Trust the Taper!

marathon running training SheffieldTrust the Taper!

Trust the taper!

Marathon tapering involves a decrease of exercise duration and exercise intensity before a major race. Depending upon the athlete tapering can start anywhere between one week to three weeks prior to the race.

The aim of tapering is to balance fitness while supporting recovery.

How to taper!

Three weeks before race:

  • Cut back on total weekly mileage by 10% – 20%. For example a 40-mile week cut back to between 32-36 miles.
  • Keep same training intensity as previous weeks for workouts
  • Cut back on your long run distance by 10% – 20%. For example a 20-mile long run cut back to between 16-18 miles.

Two weeks before race:

  • Cut back on total weekly mileage by 25% – 30%. For example a 40-mile week cut back to between 32-28 miles.
  • Perform your last medium intensity workout early on in the week. A tempo run or a workout marathon specific. Don’t be tempted to squeeze in a fast track session! Again reduce the distance & intensity of the workout.
  • Cut back on your long run distance even further. If your still feeling fatigued, don’t be scared to reduce the mileage and settle for a shorter run.
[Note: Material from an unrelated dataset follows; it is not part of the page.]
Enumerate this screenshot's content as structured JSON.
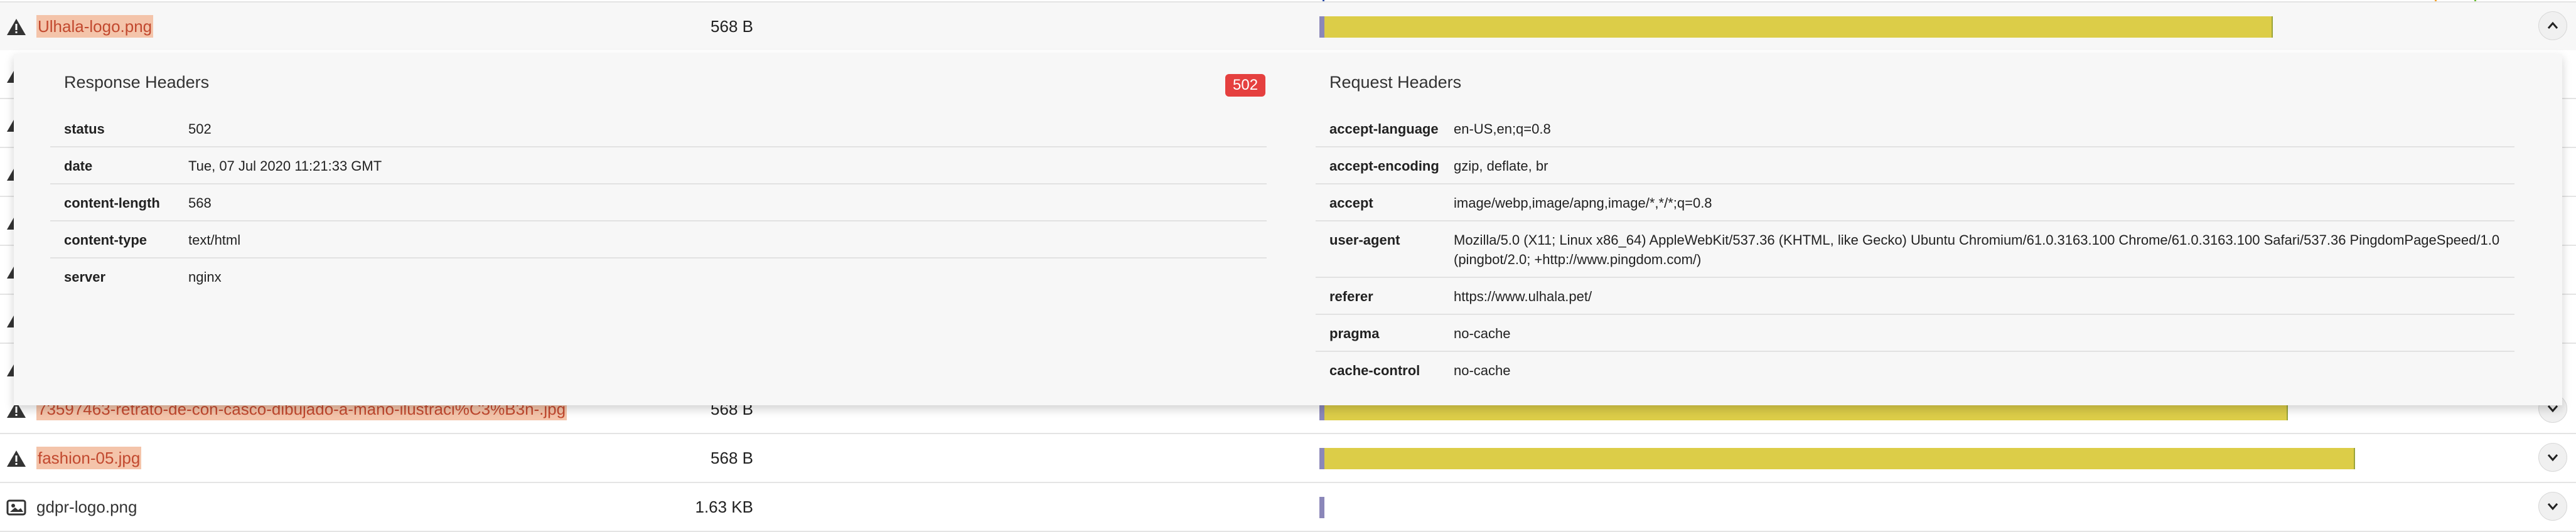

Week of race: (Taper Madness)

  • Cut back on total weekly mileage even further by reducing daily runs by 50%. Possibly take an extra rest day.
  • A short fartlek session just to remind you of what marathon pace feels like.
  • I’d recommend taking a 45-60 mins walk the day before the marathon to help calm your nerves and get in a little exercise. Practice visualisation of running the race and when and where you’ll take on board water, food etc and crossing the finishing line.

Tapering for a marathon is harder than the actual training. I mentioned taper madness earlier and you may well experience some of these: being over cautious about everything, phantom illness and injury, checking the weather every 5 mins, unusually emotional and weight gain.

A few things to bear in mind! Don’t try to squeeze in a long run or hard session as you’ll more than likely pick up an unwanted injury. As the amount of training decreases you’ll find yourself with more available free time on your hands. Use it wisely! Enjoy social activities such as: catching up with your family and friends, watch a movie or rest. Research the marathon course. Make a plan with any family and friends on where they are going to be standing to cheer you on so you can look forward to seeing them on race day. Write your race day checklist. Don’t try anything new.